Structure

The crystal structure of β-FeOOH (also called akaganeite) is that of BaMn8O16 or hollandite. The unit cell is tetragonal, having a=1.048 and c=0.3023 nm, and holds 8 formula units of FeOOH. Its dimensions are up to 500 × 50 × 50 nm. Often, twinning produces particles having the shape of hexagonal stars.


Chemistry

On heating Iron III Hydroxide, β-FeOOH decomposes and recrystallizes as α-Fe2O3 (which is called hematite).


Natural Occurrences

Anhydrous ferric hydroxide takes place in nature as the exceedingly rare mineral bernalite, Fe(OH)3·nH2O (n=0.0-0.25). Iron oxyhydroxides are also called FeOOH. They are more common and take place naturally as structurally various minerals (or polymorphs) and are denoted by the Greek letters α, β, γ, and δ.

  • Goethite with the chemical formula - α-FeO(OH) has been used as the ocher pigment since prehistoric times.

  • Feroxyhyte (δ) can be formed under the high-pressure conditions of the ocean and sea floors, being thermodynamically unstable with respect to the α-polymorph (or goethite) at the surface conditions.


Uses

  • Limonite, which is a mixture of different polymorphs and hydrates of ferric oxyhydroxide, is one of the three primary iron ores, having been used since 2500 BC, at least.

  • Yellow iron oxide, otherwise called Pigment Yellow 42, is the Food and Drug Administration - FDA approved for the usage in cosmetics and can be used in a few tattoo inks.

  • Also, iron oxide-hydroxide can be used in aquarium water treatment as a phosphate binder.

  • The nanoparticles of iron oxide-hydroxide have been studied as possible adsorbents for the removal of lead from aquatic media.

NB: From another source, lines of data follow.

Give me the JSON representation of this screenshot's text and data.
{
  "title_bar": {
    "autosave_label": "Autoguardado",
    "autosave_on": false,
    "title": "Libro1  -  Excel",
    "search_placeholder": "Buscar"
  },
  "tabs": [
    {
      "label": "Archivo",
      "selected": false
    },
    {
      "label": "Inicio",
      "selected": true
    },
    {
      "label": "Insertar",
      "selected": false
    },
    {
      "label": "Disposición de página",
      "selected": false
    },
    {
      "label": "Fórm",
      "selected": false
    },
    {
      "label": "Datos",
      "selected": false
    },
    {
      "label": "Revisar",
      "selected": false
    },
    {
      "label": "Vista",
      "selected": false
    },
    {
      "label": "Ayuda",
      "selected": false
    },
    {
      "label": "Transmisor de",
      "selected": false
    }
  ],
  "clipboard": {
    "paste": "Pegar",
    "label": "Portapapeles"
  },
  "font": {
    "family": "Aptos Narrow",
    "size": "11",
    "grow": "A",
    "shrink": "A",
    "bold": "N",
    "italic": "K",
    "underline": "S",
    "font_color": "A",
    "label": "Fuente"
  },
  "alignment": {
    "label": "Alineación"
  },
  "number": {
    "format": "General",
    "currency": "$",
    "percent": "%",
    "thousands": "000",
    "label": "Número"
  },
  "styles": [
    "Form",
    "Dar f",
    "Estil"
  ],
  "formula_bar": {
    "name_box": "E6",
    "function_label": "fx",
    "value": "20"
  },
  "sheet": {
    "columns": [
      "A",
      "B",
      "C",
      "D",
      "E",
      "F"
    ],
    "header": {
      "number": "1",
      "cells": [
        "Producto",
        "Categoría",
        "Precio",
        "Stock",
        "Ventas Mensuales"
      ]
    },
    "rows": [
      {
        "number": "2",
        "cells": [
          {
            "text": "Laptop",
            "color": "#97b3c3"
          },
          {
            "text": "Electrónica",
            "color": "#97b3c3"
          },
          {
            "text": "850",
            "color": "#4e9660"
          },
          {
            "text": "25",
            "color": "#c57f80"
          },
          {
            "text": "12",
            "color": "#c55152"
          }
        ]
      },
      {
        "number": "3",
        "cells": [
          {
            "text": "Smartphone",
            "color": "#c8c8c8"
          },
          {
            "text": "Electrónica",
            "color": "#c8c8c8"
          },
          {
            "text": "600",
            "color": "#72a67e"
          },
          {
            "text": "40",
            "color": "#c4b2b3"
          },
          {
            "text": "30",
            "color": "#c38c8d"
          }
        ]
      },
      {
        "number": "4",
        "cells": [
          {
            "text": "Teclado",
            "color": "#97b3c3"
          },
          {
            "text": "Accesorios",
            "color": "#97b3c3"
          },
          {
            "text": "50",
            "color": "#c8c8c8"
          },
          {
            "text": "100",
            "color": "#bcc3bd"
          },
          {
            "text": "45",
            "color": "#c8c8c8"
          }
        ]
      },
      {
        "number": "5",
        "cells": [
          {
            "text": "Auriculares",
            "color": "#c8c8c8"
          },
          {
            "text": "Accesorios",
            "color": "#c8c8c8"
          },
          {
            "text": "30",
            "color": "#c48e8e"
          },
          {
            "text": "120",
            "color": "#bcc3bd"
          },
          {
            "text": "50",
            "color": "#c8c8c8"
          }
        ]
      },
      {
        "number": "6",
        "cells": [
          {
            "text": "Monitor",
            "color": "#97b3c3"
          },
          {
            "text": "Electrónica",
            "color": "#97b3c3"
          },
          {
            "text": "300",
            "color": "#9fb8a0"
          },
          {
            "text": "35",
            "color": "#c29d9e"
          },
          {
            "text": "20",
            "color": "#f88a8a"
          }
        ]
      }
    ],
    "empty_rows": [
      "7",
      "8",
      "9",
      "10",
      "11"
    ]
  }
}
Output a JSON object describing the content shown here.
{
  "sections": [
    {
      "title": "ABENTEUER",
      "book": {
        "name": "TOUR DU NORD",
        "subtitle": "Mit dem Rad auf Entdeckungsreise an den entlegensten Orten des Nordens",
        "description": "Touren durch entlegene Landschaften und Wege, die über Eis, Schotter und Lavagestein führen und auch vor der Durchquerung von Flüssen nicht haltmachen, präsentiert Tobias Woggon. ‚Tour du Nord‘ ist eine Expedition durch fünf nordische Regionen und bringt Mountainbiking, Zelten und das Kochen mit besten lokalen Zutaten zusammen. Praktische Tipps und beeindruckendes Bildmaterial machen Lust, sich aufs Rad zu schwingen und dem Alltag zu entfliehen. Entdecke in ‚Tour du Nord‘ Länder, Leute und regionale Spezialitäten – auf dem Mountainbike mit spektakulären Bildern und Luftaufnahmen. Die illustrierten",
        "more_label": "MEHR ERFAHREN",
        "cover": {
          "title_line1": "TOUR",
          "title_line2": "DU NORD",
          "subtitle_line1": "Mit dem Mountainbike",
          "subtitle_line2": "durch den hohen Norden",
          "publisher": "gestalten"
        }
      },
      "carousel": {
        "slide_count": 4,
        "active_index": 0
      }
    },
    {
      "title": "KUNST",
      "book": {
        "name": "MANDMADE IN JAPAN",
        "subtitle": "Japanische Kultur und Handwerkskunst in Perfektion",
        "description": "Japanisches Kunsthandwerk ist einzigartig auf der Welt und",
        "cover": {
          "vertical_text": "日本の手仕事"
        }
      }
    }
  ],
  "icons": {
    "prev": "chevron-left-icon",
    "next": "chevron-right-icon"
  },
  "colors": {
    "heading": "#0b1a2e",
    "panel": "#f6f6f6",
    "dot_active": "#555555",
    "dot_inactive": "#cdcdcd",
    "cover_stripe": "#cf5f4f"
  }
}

FAQs (Frequently Asked Questions)

1. What is Amorphous Iron III Hydroxide Crystallization?

Answer: Hydrolysis of the ferric solutions may initially lead to mono- and dinuclear species. Moreover, these species interact to result in the production of further species with higher nuclearity. These polynuclear species age eventually either to the amorphous precipitate (amorphous iron (III) hydroxide hydrate) or to the crystalline compounds.

2. How Do You Separate Solid Iron III Hydroxide From Solid Sodium Chloride? What is the Chemical Formula For Iron III Hydroxide?

Answer: First, dissolve the mixture in water. You should know that the transition metal (Fe) oxides, in this case, won’t dissolve in water. So, filter out the solution and then boil the filtrate till the water has completely left (evaporation). The left ones are pure NaCl crystals. Meanwhile, the dirty brown residue which is derived from the filtration of the mixture earlier will then be pure Fe(OH)3. The ferric hydroxide formula or the Iron hydroxide formula is given as Fe(OH)3.

3. Give Any Use of Sodium Hydroxide.

Answer: A major use of sodium hydroxide is in the paper from wood manufacturing. Wood is treated with a solution containing a combination of sodium hydroxide and sodium sulphide in the most often used Kraft method. Most of the unwanted material present in the wood, such as the lignins, will dissolve in the liquor by leaving the relatively pure cellulose that is filtered off. It is this cellulose that, after further purification, forms the basis of the paper.